- Assigned task -
Word for word, reproduce each entry.

- Excerpted records -
┏━━
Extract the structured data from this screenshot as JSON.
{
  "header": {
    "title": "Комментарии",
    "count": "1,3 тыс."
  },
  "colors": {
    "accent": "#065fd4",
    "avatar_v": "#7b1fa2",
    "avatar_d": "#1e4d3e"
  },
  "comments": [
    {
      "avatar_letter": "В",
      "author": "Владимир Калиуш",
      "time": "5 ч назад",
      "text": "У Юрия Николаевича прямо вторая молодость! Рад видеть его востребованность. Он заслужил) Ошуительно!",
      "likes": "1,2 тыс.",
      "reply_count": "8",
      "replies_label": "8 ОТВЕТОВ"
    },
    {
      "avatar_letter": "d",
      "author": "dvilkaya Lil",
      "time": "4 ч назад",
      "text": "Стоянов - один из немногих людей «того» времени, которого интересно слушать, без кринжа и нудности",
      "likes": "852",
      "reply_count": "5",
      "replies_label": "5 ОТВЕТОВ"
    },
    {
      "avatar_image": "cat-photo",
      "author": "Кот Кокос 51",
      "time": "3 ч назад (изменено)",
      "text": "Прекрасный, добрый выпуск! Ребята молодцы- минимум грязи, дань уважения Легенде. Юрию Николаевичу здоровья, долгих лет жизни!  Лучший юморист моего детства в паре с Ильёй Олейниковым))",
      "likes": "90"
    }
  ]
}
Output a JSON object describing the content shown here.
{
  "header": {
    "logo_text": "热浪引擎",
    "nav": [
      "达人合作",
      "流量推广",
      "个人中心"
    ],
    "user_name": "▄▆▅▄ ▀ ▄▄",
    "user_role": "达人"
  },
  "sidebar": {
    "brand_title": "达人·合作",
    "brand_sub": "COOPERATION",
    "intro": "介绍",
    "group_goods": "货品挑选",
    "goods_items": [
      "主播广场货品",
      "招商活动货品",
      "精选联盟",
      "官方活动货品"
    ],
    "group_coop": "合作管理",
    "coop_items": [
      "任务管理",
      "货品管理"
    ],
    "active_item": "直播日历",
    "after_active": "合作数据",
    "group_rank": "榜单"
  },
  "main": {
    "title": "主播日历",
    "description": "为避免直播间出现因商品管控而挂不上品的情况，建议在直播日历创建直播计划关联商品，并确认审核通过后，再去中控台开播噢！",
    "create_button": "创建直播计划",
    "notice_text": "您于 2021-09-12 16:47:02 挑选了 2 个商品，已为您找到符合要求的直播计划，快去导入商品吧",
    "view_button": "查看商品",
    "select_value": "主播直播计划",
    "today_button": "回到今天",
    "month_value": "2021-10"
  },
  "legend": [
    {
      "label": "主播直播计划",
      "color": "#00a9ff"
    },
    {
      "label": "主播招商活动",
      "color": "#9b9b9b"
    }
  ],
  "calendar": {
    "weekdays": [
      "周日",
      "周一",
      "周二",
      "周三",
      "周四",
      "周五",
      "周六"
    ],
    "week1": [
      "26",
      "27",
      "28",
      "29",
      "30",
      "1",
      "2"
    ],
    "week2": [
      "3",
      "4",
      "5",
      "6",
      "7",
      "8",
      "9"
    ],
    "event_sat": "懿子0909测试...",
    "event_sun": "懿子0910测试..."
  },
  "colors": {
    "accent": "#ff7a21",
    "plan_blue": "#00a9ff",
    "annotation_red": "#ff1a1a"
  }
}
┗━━
- Reply -
Extract the structured data from this screenshot as JSON.
{
  "header": {
    "title": "Комментарии",
    "count": "1,3 тыс."
  },
  "colors": {
    "accent": "#065fd4",
    "avatar_v": "#7b1fa2",
    "avatar_d": "#1e4d3e"
  },
  "comments": [
    {
      "avatar_letter": "В",
      "author": "Владимир Калиуш",
      "time": "5 ч назад",
      "text": "У Юрия Николаевича прямо вторая молодость! Рад видеть его востребованность. Он заслужил) Ошуительно!",
      "likes": "1,2 тыс.",
      "reply_count": "8",
      "replies_label": "8 ОТВЕТОВ"
    },
    {
      "avatar_letter": "d",
      "author": "dvilkaya Lil",
      "time": "4 ч назад",
      "text": "Стоянов - один из немногих людей «того» времени, которого интересно слушать, без кринжа и нудности",
      "likes": "852",
      "reply_count": "5",
      "replies_label": "5 ОТВЕТОВ"
    },
    {
      "avatar_image": "cat-photo",
      "author": "Кот Кокос 51",
      "time": "3 ч назад (изменено)",
      "text": "Прекрасный, добрый выпуск! Ребята молодцы- минимум грязи, дань уважения Легенде. Юрию Николаевичу здоровья, долгих лет жизни!  Лучший юморист моего детства в паре с Ильёй Олейниковым))",
      "likes": "90"
    }
  ]
}
Output a JSON object describing the content shown here.
{
  "header": {
    "logo_text": "热浪引擎",
    "nav": [
      "达人合作",
      "流量推广",
      "个人中心"
    ],
    "user_name": "▄▆▅▄ ▀ ▄▄",
    "user_role": "达人"
  },
  "sidebar": {
    "brand_title": "达人·合作",
    "brand_sub": "COOPERATION",
    "intro": "介绍",
    "group_goods": "货品挑选",
    "goods_items": [
      "主播广场货品",
      "招商活动货品",
      "精选联盟",
      "官方活动货品"
    ],
    "group_coop": "合作管理",
    "coop_items": [
      "任务管理",
      "货品管理"
    ],
    "active_item": "直播日历",
    "after_active": "合作数据",
    "group_rank": "榜单"
  },
  "main": {
    "title": "主播日历",
    "description": "为避免直播间出现因商品管控而挂不上品的情况，建议在直播日历创建直播计划关联商品，并确认审核通过后，再去中控台开播噢！",
    "create_button": "创建直播计划",
    "notice_text": "您于 2021-09-12 16:47:02 挑选了 2 个商品，已为您找到符合要求的直播计划，快去导入商品吧",
    "view_button": "查看商品",
    "select_value": "主播直播计划",
    "today_button": "回到今天",
    "month_value": "2021-10"
  },
  "legend": [
    {
      "label": "主播直播计划",
      "color": "#00a9ff"
    },
    {
      "label": "主播招商活动",
      "color": "#9b9b9b"
    }
  ],
  "calendar": {
    "weekdays": [
      "周日",
      "周一",
      "周二",
      "周三",
      "周四",
      "周五",
      "周六"
    ],
    "week1": [
      "26",
      "27",
      "28",
      "29",
      "30",
      "1",
      "2"
    ],
    "week2": [
      "3",
      "4",
      "5",
      "6",
      "7",
      "8",
      "9"
    ],
    "event_sat": "懿子0909测试...",
    "event_sun": "懿子0910测试..."
  },
  "colors": {
    "accent": "#ff7a21",
    "plan_blue": "#00a9ff",
    "annotation_red": "#ff1a1a"
  }
}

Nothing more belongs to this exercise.